Location: Exotic and Invasive Weeds Research
Title: Long Term Storage of Mojave Seed Species Authors
Submitted to: Society for Range Management Meeting Abstracts
Publication Type: Abstract Only
Publication Acceptance Date: August 4, 2008
Publication Date: February 8, 2009

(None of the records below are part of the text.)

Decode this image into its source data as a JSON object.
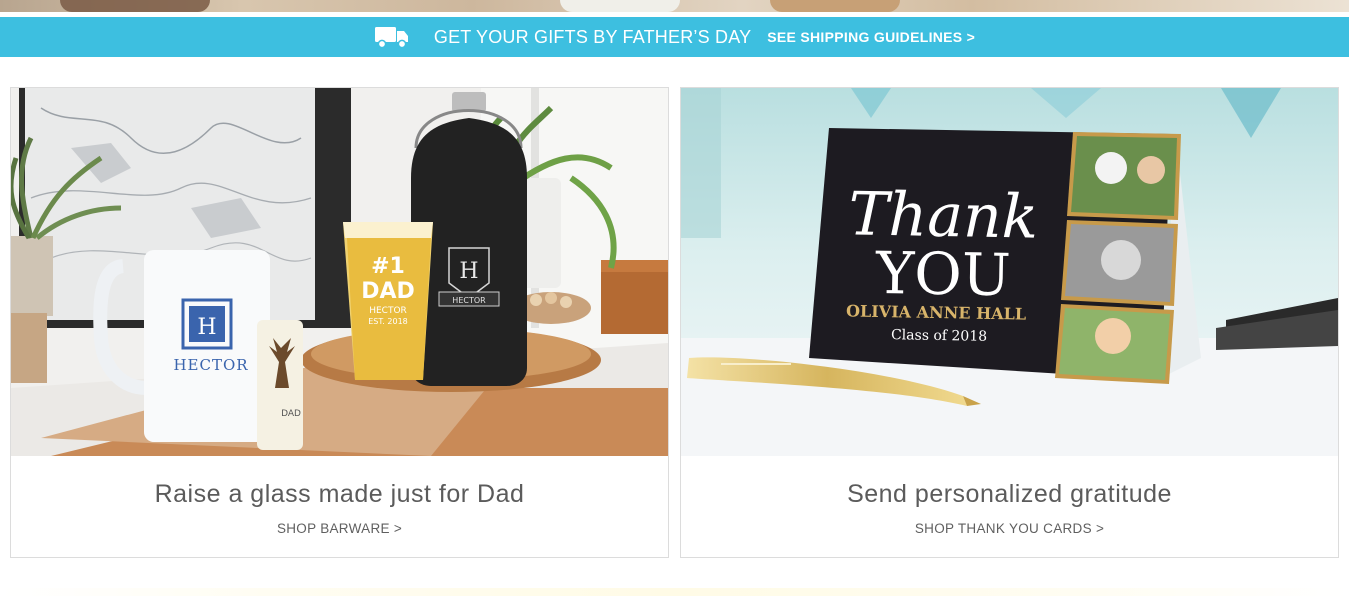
{
  "promo": {
    "icon": "truck-icon",
    "text": "GET YOUR GIFTS BY FATHER’S DAY",
    "link": "SEE SHIPPING GUIDELINES >"
  },
  "cards": [
    {
      "caption": "Raise a glass made just for Dad",
      "link": "SHOP BARWARE >",
      "image_text": {
        "mug_monogram": "H",
        "mug_name": "HECTOR",
        "glass_line1": "#1",
        "glass_line2": "DAD",
        "glass_line3": "HECTOR",
        "glass_line4": "EST. 2018",
        "growler_monogram": "H",
        "growler_name": "HECTOR",
        "shot_label": "DAD"
      }
    },
    {
      "caption": "Send personalized gratitude",
      "link": "SHOP THANK YOU CARDS >",
      "image_text": {
        "script": "Thank",
        "big": "YOU",
        "name": "OLIVIA ANNE HALL",
        "class": "Class of 2018"
      }
    }
  ],
  "colors": {
    "promo_bar": "#3dbfe0",
    "caption_text": "#5b5b5b",
    "card_border": "#dcdcdc",
    "card_gold": "#d8b46a"
  }
}
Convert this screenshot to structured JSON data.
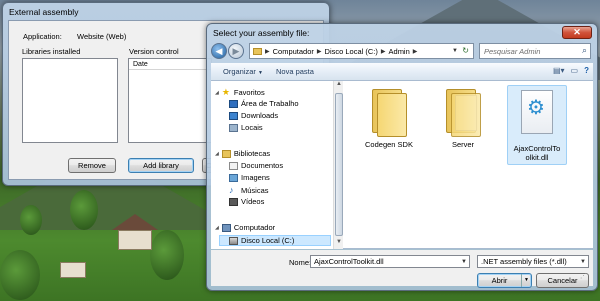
{
  "background_dialog": {
    "title": "External assembly",
    "application_label": "Application:",
    "application_value": "Website (Web)",
    "libraries_label": "Libraries installed",
    "version_label": "Version control",
    "date_column": "Date",
    "remove_button": "Remove",
    "add_library_button": "Add library",
    "truncated_button": "C"
  },
  "file_dialog": {
    "title": "Select your assembly file:",
    "close_symbol": "✕",
    "address": {
      "segments": [
        "Computador",
        "Disco Local (C:)",
        "Admin"
      ]
    },
    "search_placeholder": "Pesquisar Admin",
    "toolbar": {
      "organize": "Organizar",
      "new_folder": "Nova pasta"
    },
    "nav": {
      "favorites": "Favoritos",
      "desktop": "Área de Trabalho",
      "downloads": "Downloads",
      "places": "Locais",
      "libraries": "Bibliotecas",
      "documents": "Documentos",
      "images": "Imagens",
      "music": "Músicas",
      "videos": "Vídeos",
      "computer": "Computador",
      "local_disk": "Disco Local (C:)"
    },
    "files": [
      {
        "name": "Codegen SDK",
        "icon": "folder-icon"
      },
      {
        "name": "Server",
        "icon": "folder-with-documents-icon"
      },
      {
        "name": "AjaxControlToolkit.dll",
        "icon": "dll-file-icon"
      }
    ],
    "filename_label": "Nome:",
    "filename_value": "AjaxControlToolkit.dll",
    "filter_value": ".NET assembly files (*.dll)",
    "open_button": "Abrir",
    "cancel_button": "Cancelar"
  }
}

Citation: Clark, M.D., Harmon, D.N., Young, J.A., Clements, C.D. 2009. Long-Term Storage of Mojave Seed Species [abstract]. Society for Range Management, Albuquerque, New Mexico, February 8-12, 2009. 62:32. Technical Abstract: The increased occurrence of wildfires throughout the west is an extremely serious challenge for resource managers and researchers. In recent years the invasion of the exotic annual grass, red brome (Bromus rubens), has increased the ignition as well as the rate, spread and frequency of wildfires throughout the Mojave Desert. Burgess Kay, a retired Wildland Seeding Specialist from the University California Davis, pointed out 30 years ago about the importance seed collecting and proper storage of desert plant seed and then reported on the germination of desert plant seed under different storage conditions (Kay et al. 1988). The collection of these desert plant seeds is even more important where erratic seed production is the norm. If any restoration/revegetation attempts are going to have a chance to be successful in post wildfire events, the collection of these desert plant seeds is going to have to be very aggressive when seed production occurs, otherwise there will not be enough seed quantity for these restoration efforts. Burgess pointed out more than two decades ago that in his study of 115 desert plants, mostly from the Mojave Desert, that dry seed in a sealed condition appeared to be the most important factor for increasing storage life. We tested the viability of 104 of these same seed species that were held at the USDA, Agricultural Research Service, Wildland Seed Laboratory for long-term viability. Some of these seeds have been stored for 36 years at -15ºC and 4ºC. Surprisingly, some seed species [yellow yarrow (Eriophyllum confertifolum)] increased in germination compared to Kay et al. 1988 data, while other seed species [spiny hopsage (Grayia spinosa)] maintained the germination levels or even decreased significantly [Palo Verde (Cercidium floridum)] in germination over the time period. Long-term storage of seed of desert plants can be a very important part in the equation as researchers and resource managers attempt to restore plant communities devastated by wildfires as is currently being experienced in the Mojave Desert.